## YOUR INSTRUCTIONS
Pull out every line with the word "불가능합니다" from the entries below.

================

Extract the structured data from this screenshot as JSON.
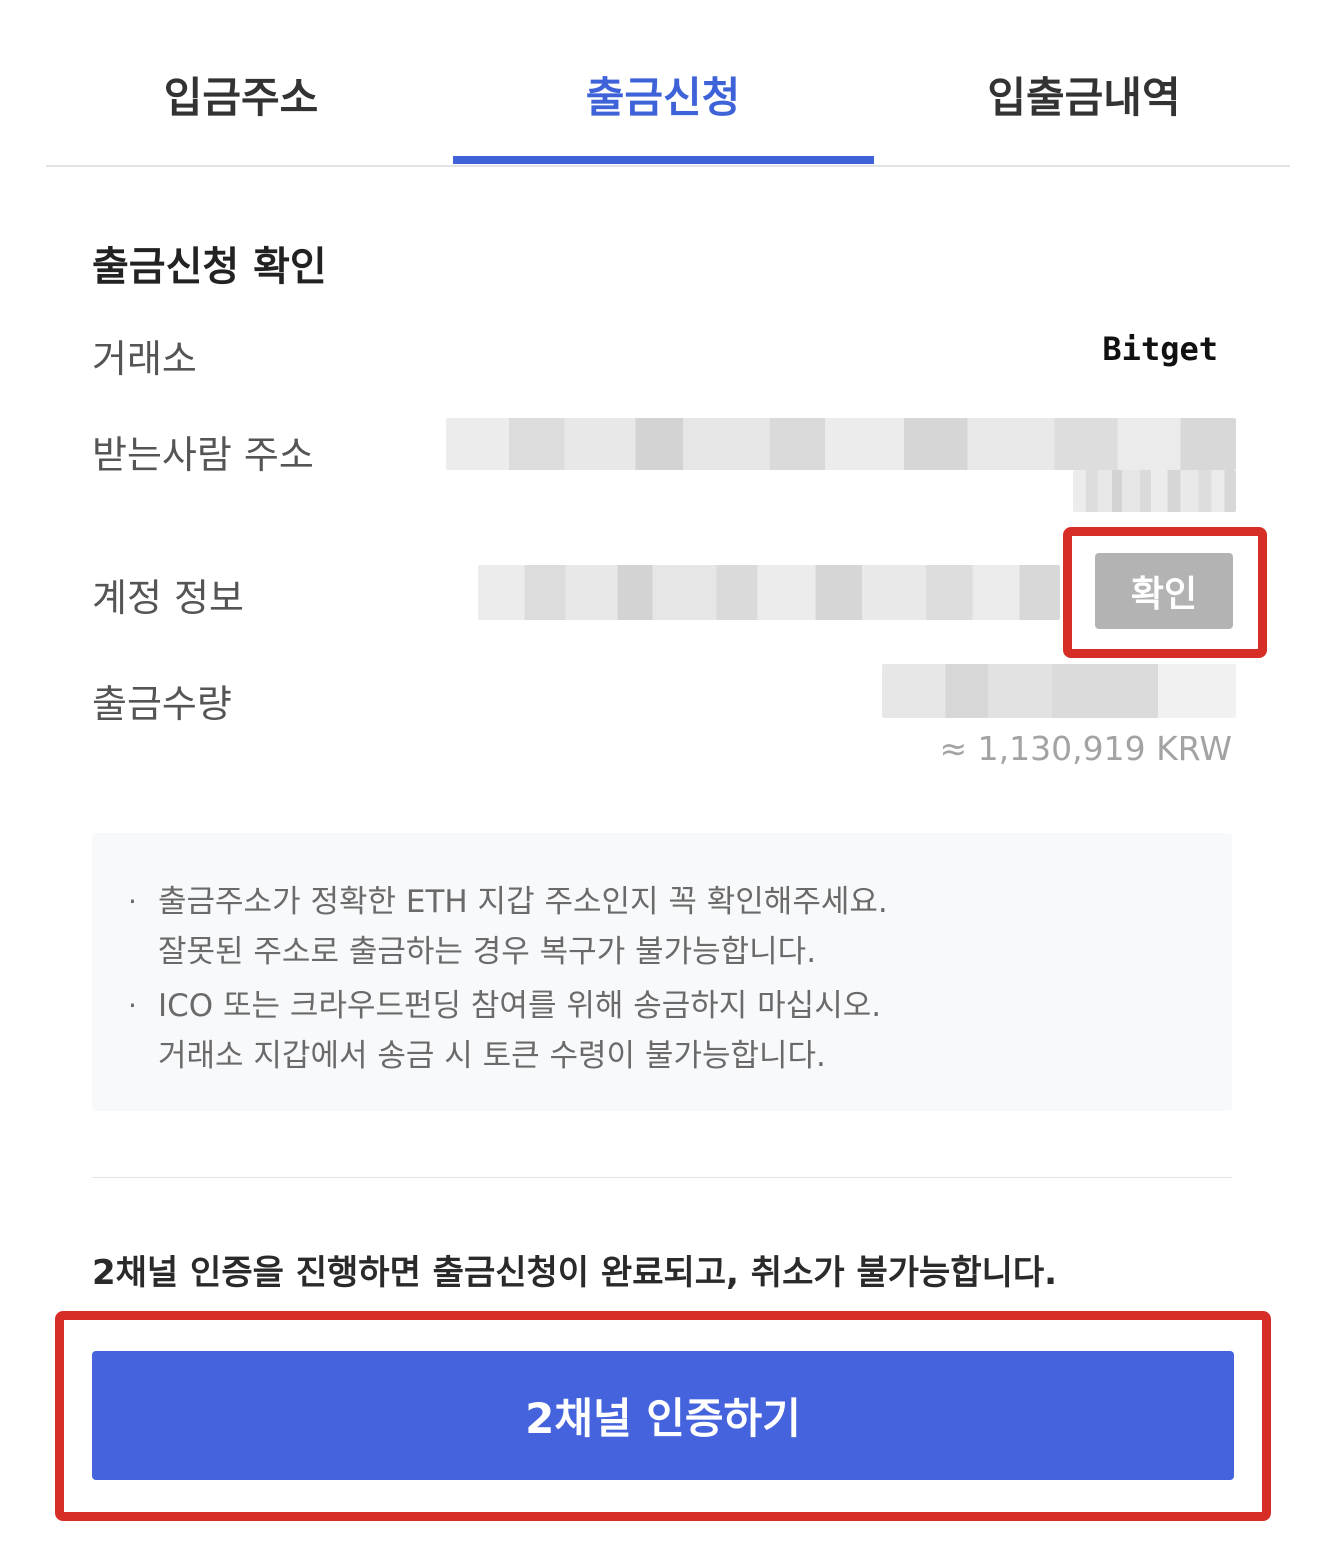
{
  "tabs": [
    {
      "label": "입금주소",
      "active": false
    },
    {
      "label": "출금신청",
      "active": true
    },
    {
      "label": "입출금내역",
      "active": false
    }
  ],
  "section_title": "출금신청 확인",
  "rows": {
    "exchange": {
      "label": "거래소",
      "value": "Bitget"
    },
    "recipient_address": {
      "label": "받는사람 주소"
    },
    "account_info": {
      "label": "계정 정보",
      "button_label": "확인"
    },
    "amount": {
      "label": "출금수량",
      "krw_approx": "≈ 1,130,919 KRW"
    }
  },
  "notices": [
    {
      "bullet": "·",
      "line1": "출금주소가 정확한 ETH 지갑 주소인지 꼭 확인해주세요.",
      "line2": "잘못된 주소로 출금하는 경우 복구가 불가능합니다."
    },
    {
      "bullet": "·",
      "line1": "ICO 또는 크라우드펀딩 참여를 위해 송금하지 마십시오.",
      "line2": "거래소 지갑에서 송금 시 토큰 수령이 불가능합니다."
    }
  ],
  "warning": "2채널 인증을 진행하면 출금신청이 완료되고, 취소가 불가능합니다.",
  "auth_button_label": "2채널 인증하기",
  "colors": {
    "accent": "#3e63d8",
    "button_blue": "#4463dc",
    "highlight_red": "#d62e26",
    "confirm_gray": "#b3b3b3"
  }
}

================

## TASK RESPONSE
      "line2": "잘못된 주소로 출금하는 경우 복구가 불가능합니다."
      "line2": "거래소 지갑에서 송금 시 토큰 수령이 불가능합니다."
  "warning": "2채널 인증을 진행하면 출금신청이 완료되고, 취소가 불가능합니다.",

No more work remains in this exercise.